A Royal Commission of Enquiry into set up by the Federal Government under Senator Athi Nahappan. Athi Nahappan Royal Commission Repor in 1968, recommended the restoration of elected local councils, but this was never carried out.
The Alliance State Government fell in 1969 after losing in the general elections and Parti Gerakan Rakyat Malaysia (Gerakan) under Tun Dr Lim Chong Eu become the State Government.
The remaining local authorities in Penang, including the Penang Rural District Council, were taken over by the state government in 1971
Following the Local Government (Temporary Provisions) Act 1973, two Local Government Management Boards (Lembaga Pengurus Kerajaan Tempatan) were established in 1974 for Penang Island and Province Wellesley.
The Local Government Act was passed in 1976 that provided for non-elected / appointed councillors and presidents, was adopted by the Penang State Government. The State Government set up Majlis Perbandaran Pulau Pinang (MPPP) and Majlis Perbandaran Seberang Perai (MPSP). All councillors, including the presidents were appointed. With the exceptions of the District Officers, all were nominees of political parties.
In the 8th March 2008 general election campaigns, both the DAP and PKR promised to bring back local government elections if they formed the State Government. During the March 8th General Elections, the Barisan Nasional lost control of Penang State Government. It was replaced by the Pakatan Rakyat State Government, made up of DAP, PKR and PAS.
Will the local election be possible in Penang?
The obstacle for the restoration of local election is the legal ground. But democratic government is for the people. Law is man made, if the government is sincere, the law can always be change to facilitate the local government election.
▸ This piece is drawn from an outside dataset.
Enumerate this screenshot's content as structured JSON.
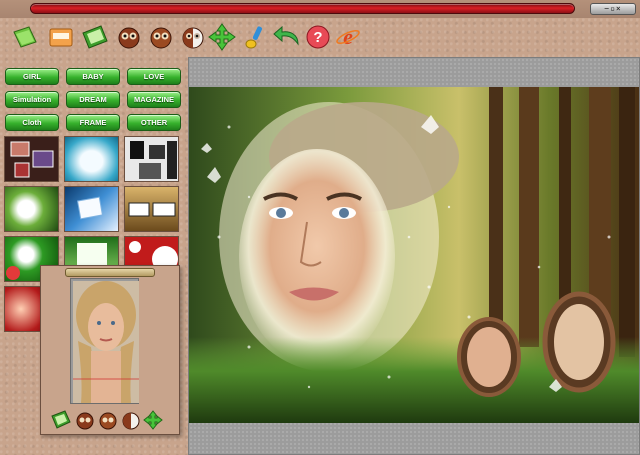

Article 113 (4) of the Federal Constitution which states that federal or state law may authorize the EC to conduct election other than parliamentary or state elections.
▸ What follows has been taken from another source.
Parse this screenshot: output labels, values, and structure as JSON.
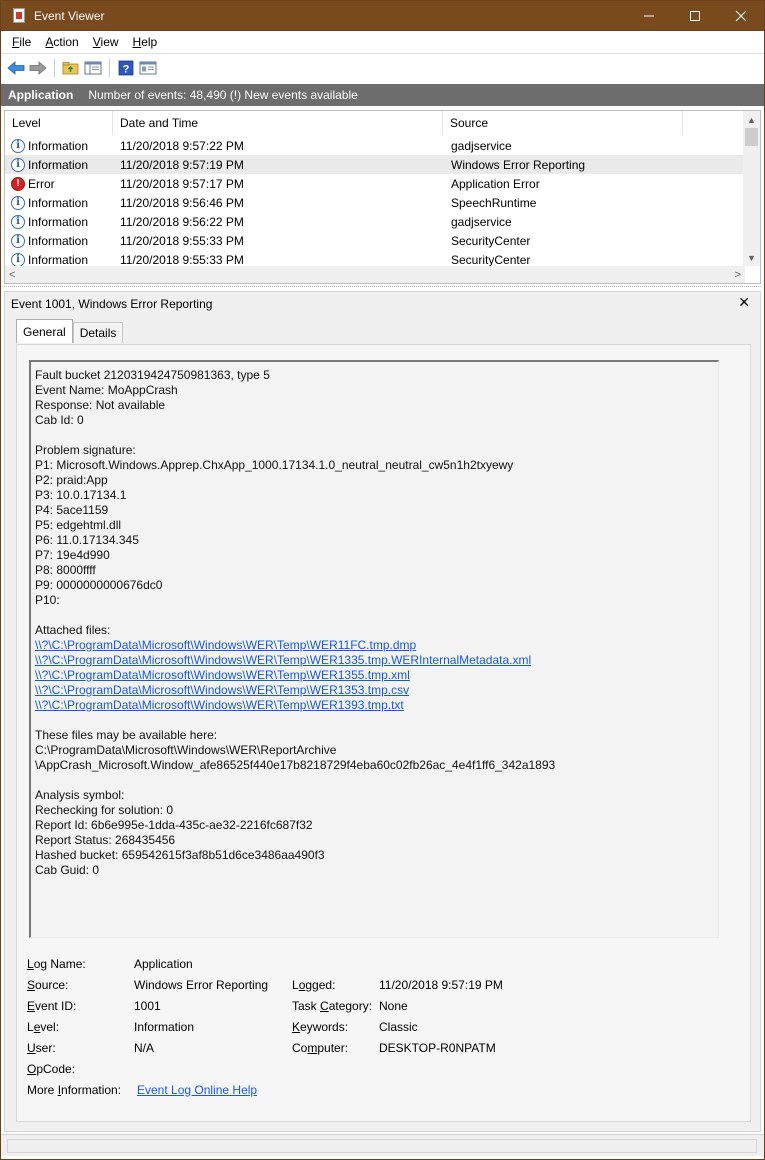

There is a clause in the Local Government Act 1976 allowing state governments to apply for exclusion of certain areas from implementing the Act, which aims at stopping local government elections in municipalities.
Therefore, holding local government elections is possible if the Emergency Regulations are revoked; Section 15(1) are repealed and Section 10 is amended. This can only be done if the Barisan Nasional government, which has a simple majority in parliament, also wants it.
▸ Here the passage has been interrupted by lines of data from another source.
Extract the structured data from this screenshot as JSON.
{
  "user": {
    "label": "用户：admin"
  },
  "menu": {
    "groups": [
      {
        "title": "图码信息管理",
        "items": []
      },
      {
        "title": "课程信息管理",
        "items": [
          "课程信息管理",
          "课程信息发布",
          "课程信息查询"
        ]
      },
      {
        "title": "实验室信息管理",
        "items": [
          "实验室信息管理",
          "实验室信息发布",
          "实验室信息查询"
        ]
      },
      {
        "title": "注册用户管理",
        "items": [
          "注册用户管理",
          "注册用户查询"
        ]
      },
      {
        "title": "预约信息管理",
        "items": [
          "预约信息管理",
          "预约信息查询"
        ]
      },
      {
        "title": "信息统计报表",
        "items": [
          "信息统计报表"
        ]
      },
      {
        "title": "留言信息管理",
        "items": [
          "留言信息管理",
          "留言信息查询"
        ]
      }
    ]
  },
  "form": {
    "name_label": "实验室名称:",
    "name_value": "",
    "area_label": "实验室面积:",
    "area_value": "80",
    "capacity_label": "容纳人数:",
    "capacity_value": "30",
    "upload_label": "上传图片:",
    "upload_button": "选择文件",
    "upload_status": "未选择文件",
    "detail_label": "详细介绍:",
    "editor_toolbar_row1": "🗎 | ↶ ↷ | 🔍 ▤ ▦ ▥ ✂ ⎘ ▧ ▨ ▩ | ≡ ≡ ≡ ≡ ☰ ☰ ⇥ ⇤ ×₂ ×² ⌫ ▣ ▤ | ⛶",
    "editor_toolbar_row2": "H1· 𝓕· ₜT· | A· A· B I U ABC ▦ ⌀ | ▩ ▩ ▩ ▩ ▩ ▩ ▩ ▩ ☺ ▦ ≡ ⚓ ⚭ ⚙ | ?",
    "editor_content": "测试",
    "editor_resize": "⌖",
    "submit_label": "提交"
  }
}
The ball is now with the federal government; after all it was the federal government that took away the local government election, and promise to restore the election. It is an act to fulfill the responsibility and promises to the people, even it has been long overdue....
1.Act Of Betrayal : The Snuffing Out of Local Democracy in Malaysia ,by Prof Johan Saravanamuttu, Aliran, http://www.aliran.com/oldsite/monthly/2000/04h.html
2.Local Government Election Act 1960; http://www.agc.gov.my/agc/Akta/Vol.%2010/Act%20473.pdf
3. What the law says, http://thestar.com.my/news/story.asp?file=/2008/3/16/focus/20080316094115&sec=focus
4. Cabinet on Wednesday should give “green light” for legislative action to allow state governments like Penang to restore local government elections(2010), by Lim Kit Siang, http://blog.limkitsiang.com/2010/03/07/cabinet-on-wednesday-should-give-%E2%80%9Cgreen-light%E2%80%9D-for-legislative-action-to-allow-state-governments-like-penang-to-restore-local-government-elections/